=== Section Start ===

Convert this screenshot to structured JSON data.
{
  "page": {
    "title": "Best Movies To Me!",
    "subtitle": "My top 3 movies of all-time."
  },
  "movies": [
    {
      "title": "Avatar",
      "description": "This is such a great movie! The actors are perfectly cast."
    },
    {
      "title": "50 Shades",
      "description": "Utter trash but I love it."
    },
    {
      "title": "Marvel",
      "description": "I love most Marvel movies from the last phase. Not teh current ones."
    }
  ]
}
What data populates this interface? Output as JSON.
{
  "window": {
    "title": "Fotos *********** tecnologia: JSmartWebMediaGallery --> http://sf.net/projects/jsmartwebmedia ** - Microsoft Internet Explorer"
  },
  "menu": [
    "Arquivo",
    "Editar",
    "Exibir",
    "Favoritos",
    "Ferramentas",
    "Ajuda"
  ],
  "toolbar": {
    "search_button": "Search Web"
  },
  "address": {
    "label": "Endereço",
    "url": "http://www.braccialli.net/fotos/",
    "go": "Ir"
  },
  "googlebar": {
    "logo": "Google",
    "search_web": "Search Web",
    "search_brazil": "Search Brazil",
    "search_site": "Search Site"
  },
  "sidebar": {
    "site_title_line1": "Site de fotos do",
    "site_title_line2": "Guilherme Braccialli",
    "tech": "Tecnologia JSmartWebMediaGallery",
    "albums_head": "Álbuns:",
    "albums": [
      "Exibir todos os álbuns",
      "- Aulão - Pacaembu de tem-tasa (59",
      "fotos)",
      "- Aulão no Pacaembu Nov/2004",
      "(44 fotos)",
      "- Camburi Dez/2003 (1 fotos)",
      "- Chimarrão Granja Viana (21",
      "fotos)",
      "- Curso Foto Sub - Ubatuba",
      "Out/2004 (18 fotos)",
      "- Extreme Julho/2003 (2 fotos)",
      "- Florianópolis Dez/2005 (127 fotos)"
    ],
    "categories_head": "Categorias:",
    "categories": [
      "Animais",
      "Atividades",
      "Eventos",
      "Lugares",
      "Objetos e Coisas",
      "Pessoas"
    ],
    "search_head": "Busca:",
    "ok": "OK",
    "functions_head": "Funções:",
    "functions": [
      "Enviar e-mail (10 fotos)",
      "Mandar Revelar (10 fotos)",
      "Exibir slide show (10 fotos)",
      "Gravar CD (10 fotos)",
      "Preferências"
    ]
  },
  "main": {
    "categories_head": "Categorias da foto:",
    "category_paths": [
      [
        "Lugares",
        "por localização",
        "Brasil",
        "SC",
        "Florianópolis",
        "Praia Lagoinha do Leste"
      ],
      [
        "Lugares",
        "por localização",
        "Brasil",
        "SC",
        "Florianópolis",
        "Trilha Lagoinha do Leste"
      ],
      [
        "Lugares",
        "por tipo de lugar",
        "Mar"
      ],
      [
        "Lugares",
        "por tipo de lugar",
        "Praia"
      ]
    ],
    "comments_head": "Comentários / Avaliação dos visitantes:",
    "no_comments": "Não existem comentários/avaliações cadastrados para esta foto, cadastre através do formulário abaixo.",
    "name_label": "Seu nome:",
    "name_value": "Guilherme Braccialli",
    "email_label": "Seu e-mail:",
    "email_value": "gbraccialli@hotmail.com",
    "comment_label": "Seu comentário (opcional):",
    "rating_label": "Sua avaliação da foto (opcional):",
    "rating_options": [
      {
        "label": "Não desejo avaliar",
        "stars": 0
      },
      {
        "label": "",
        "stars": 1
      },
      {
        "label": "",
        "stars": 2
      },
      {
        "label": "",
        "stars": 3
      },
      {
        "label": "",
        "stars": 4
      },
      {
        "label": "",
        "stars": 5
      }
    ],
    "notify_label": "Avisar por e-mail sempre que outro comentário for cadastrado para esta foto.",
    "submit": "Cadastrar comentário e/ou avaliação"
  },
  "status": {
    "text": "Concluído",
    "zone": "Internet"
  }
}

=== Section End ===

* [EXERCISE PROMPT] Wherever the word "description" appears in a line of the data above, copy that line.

* [ANSWER SECTION]
      "description": "This is such a great movie! The actors are perfectly cast."
      "description": "Utter trash but I love it."
      "description": "I love most Marvel movies from the last phase. Not teh current ones."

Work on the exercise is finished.